(spoiler- no foxes or other animals are hunted whatsoever)
Have you ever played hide-and-seek? Sure you have! It was a lot of fun (still is). Now, imagine doing it on a massive scale- the entire county is your playground. This is in essence, the fun behind “Radio Direction Finding” (RDF), otherwise known among ham radio operators as a “fox hunt”. . A “fox hunt” is where one ham hides a transmitter (“the fox”) somewhere within a known set of boundaries (such as inside the county border lines) and other folks then try to find him/her. The quickest person/team to find “the fox” is the winner!
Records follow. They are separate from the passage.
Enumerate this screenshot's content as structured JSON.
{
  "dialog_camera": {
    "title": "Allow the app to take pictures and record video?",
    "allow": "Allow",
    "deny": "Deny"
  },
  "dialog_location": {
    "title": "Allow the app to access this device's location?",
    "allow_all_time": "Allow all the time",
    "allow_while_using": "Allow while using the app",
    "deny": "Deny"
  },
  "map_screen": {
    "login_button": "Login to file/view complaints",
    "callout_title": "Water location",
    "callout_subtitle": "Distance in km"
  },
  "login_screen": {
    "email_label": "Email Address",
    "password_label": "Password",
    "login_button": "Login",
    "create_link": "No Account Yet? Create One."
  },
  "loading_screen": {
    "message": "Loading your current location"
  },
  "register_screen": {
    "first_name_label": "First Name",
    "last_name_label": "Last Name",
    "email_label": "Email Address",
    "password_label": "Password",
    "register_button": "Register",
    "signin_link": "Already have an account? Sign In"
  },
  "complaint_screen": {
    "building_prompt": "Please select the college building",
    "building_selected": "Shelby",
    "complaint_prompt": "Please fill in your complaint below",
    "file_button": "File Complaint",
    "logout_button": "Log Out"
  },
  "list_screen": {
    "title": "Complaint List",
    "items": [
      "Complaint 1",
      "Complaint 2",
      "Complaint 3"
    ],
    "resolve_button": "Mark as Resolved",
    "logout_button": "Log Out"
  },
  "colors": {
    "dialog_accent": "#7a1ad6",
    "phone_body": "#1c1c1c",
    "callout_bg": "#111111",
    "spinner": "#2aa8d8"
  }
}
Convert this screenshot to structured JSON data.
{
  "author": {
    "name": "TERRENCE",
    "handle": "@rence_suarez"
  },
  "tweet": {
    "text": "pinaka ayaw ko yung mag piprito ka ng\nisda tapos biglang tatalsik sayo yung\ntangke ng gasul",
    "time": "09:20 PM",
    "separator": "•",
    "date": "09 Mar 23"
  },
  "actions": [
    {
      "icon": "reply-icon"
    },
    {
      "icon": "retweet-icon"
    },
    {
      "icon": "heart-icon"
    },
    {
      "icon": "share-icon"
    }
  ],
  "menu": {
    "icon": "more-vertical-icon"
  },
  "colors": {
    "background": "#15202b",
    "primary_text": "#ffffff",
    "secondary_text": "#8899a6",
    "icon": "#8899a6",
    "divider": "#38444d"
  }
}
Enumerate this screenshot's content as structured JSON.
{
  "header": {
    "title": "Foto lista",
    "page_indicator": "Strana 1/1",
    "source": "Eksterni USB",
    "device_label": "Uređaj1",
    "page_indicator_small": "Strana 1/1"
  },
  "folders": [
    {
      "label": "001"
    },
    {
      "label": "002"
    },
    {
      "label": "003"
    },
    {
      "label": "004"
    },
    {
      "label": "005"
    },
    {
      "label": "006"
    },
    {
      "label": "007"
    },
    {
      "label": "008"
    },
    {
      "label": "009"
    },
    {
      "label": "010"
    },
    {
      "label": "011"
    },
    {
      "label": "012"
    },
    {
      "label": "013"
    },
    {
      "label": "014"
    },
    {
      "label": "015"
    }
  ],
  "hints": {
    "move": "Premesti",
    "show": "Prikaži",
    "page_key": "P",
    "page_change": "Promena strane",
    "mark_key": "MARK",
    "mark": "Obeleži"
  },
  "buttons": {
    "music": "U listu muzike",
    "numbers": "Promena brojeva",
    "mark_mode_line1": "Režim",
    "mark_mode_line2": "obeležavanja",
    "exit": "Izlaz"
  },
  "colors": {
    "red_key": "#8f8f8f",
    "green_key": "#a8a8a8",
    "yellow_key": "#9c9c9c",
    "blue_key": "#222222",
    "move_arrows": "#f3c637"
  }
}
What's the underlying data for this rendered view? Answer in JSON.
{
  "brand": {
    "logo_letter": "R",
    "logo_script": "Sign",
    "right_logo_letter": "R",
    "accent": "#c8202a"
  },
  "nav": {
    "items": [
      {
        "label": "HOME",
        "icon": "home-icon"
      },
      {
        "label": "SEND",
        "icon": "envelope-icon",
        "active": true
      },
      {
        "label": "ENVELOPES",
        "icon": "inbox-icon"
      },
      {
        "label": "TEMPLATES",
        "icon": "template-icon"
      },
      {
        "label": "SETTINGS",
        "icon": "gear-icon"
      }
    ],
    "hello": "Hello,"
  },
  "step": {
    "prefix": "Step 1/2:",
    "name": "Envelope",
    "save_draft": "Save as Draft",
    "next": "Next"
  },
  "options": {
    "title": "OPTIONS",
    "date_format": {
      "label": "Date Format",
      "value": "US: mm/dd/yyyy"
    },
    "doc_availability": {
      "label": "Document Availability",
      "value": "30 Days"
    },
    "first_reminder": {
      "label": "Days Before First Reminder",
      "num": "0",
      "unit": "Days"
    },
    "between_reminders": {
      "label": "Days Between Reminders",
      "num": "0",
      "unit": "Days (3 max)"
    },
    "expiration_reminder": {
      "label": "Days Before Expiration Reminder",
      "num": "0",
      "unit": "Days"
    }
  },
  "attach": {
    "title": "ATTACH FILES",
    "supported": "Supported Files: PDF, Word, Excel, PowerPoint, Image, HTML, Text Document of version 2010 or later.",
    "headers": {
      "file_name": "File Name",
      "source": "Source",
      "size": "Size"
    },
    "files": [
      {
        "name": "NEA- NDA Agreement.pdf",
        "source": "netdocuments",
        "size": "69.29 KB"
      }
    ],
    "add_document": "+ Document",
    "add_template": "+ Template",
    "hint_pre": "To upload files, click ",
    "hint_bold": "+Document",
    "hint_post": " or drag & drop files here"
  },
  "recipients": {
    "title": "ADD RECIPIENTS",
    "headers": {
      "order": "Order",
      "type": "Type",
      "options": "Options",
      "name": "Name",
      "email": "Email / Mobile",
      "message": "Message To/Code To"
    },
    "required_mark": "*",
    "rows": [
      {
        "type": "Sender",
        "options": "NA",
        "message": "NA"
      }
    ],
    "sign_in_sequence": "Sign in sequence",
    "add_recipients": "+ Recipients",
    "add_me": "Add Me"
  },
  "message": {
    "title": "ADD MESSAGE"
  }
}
It’s similar to geocaching, but you don’t have the coordinates of the “fox”.
The activity has very old roots in radio operations, and most famously done by the military during “Huff Duff” (HF) direction finding operations to zero in on German U-boats that threatened British and American fleets in the Atlantic Ocean in the Second World War.
We hams use it for more peaceful purposes, such as:
- Finding sources of harmful radio interference
- Locating lost people
- Finding downed airplanes or other vehicles
- Pure, clean fun- the thrill of the chase!
Here’s what a ham radio “fox hunt” transmitter can look like:
To participate, you only need a few tools:
- A directional antenna
- A magnetic compass (or a smart phone)
- A map, straight edge, and pen (or a smart phone)
- A ham radio capable receiver
Here’s an example of a team using a directional antenna:
Our club builds cheap & effective directional antennas as projects regularly:
Now, there are even smart phone apps to help you find the “fox” even more quickly:
Does this sound fun? (It should!) Join us on the next “fox hunt”- you don’t even need a license to participate (but you will have more fun if you do!)